Let’s not forget the Batman films. The only females that have ever appeared as major characters have been love interests for Bruce Wayne (Nicole Kidman, Katie Holmes, Maggie Gyllenhaal) or villains (Poison Ivy, every incarnation of Catwoman), or a hopelessly misjudged attempt at Batgirl (Alicia Silverstone) in Batman and Robin. Plus, Batman and Robin is so horrible in every aspect that it being the only film to feature Batgirl is insulting.
To recap: females in comics usually come in one of four categories: the family member (Ma Kent, Aunt May), the love interest (Lois Lane, Carol Ferris, every girl Peter Parker meets), the villain (Mystique, Faora, Catwoman), or the hero. The problem with those that actually make it into a film in the hero role is that they are usually a) wearing a revealing outfit, and are defined by it; b) are still a love interest, and/or c) are nowhere near as powerful as they are in the comics, and must never be allowed to outshine their male team members, even when they both could and should. (cf. Harley Quinn in Suicide Squad.)
The saddest part, the part that has always angered me the most, is that every comic book movie that comes out without a good female hero in the lead is another slap in the face to our whole gender–but especially to young girls. The impression that movie companies are giving off is that they do not care about us, do not consider us heroic on our own merits, and that girls, especially young girls, do not deserve a female hero to look up to and to inspire them. Especially when they won’t even give what few female characters there are proper action figures. (Because apparently girls don’t like to play with dolls.)
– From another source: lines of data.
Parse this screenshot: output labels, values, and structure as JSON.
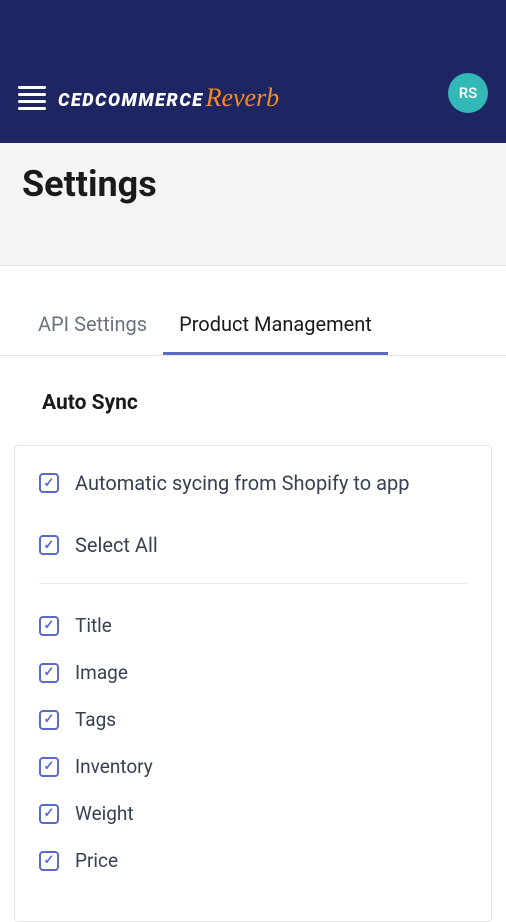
{
  "header": {
    "logo_ced": "CEDCOMMERCE",
    "logo_reverb": "Reverb",
    "avatar_initials": "RS"
  },
  "page": {
    "title": "Settings"
  },
  "tabs": {
    "api_settings": "API Settings",
    "product_management": "Product Management"
  },
  "section": {
    "title": "Auto Sync"
  },
  "checkboxes": {
    "auto_sync": "Automatic sycing from Shopify to app",
    "select_all": "Select All",
    "title": "Title",
    "image": "Image",
    "tags": "Tags",
    "inventory": "Inventory",
    "weight": "Weight",
    "price": "Price"
  }
}
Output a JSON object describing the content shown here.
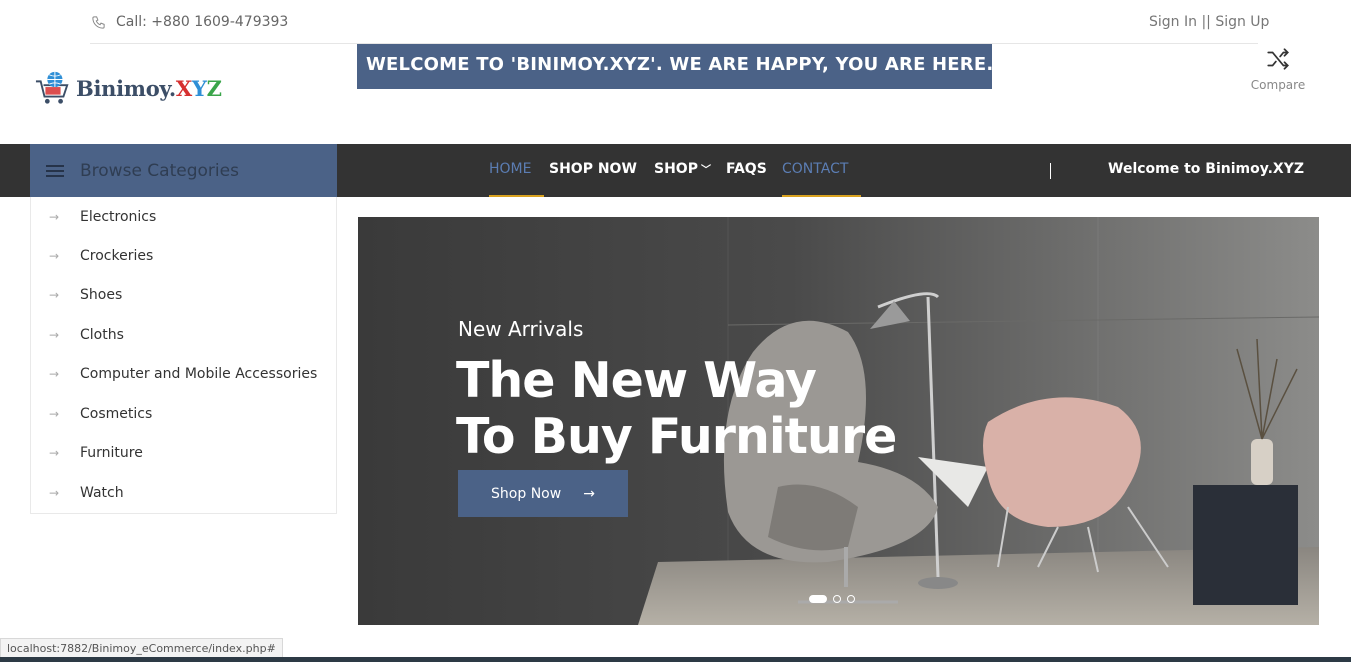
{
  "topbar": {
    "phone": "Call: +880 1609-479393",
    "auth": "Sign In || Sign Up"
  },
  "header": {
    "logo_main": "Binimoy.",
    "logo_x": "X",
    "logo_y": "Y",
    "logo_z": "Z",
    "marquee": "WELCOME TO 'BINIMOY.XYZ'. WE ARE HAPPY, YOU ARE HERE. ENJ",
    "compare_label": "Compare"
  },
  "nav": {
    "browse": "Browse Categories",
    "items": [
      "HOME",
      "SHOP NOW",
      "SHOP",
      "FAQS",
      "CONTACT"
    ],
    "welcome": "Welcome to Binimoy.XYZ"
  },
  "categories": [
    "Electronics",
    "Crockeries",
    "Shoes",
    "Cloths",
    "Computer and Mobile Accessories",
    "Cosmetics",
    "Furniture",
    "Watch"
  ],
  "hero": {
    "eyebrow": "New Arrivals",
    "title_line1": "The New Way",
    "title_line2": "To Buy Furniture",
    "button": "Shop Now",
    "slide_count": 3,
    "active_slide": 1
  },
  "status_url": "localhost:7882/Binimoy_eCommerce/index.php#",
  "colors": {
    "brand_blue": "#4b6287",
    "nav_bg": "#333333",
    "accent_underline": "#d9a21f"
  }
}
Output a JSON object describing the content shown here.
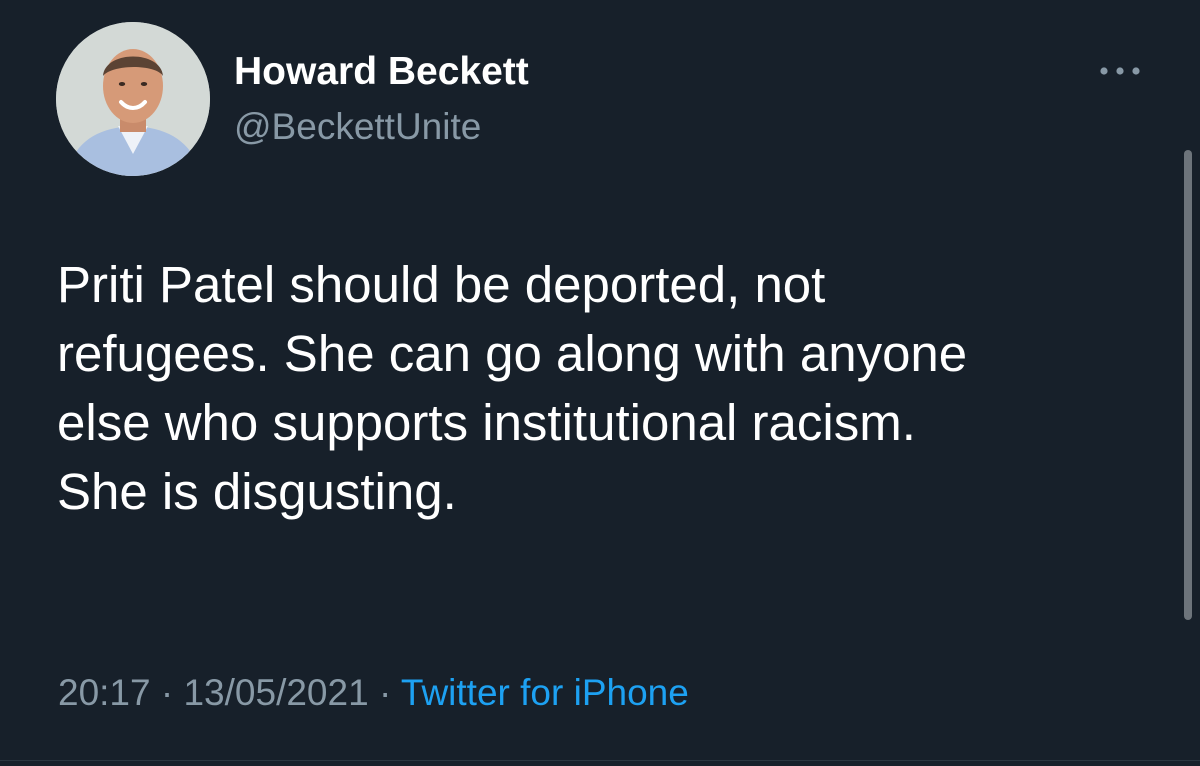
{
  "tweet": {
    "author": {
      "name": "Howard Beckett",
      "handle": "@BeckettUnite",
      "avatar": "profile-photo"
    },
    "more_icon": "ellipsis-icon",
    "text_lines": [
      "Priti Patel should be deported, not",
      "refugees. She can go along with anyone",
      "else who supports institutional racism.",
      "She is disgusting."
    ],
    "time": "20:17",
    "separator": "·",
    "date": "13/05/2021",
    "source": "Twitter for iPhone"
  },
  "colors": {
    "background": "#17202a",
    "text": "#ffffff",
    "secondary": "#8899a6",
    "link": "#1da1f2"
  }
}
Has all of this changed for the better? Will the success of Wonder Woman — and it will be a success; the DCEU needs this — pave the way for more women in the lead? Things are already heading in that direction, with 2018’s Ant-Man and the Wasp, 2019’s Captain Marvel, and the next X-Men movie having been announced as yet another Dark Phoenix tale. But in many ways, it is simply too little, too late. We waded through two Swamp Thing movies, three Punisher movies and Jonah freaking Hex before Wonder Woman made it to the big screen. They made Hellboy, and Spawn and Howard the Duck before the Amazing Amazon — one of comics’ most legendary superheroes — was deemed worthy of a film of her very own.
And still, she’s not wearing very much. But baby steps, right?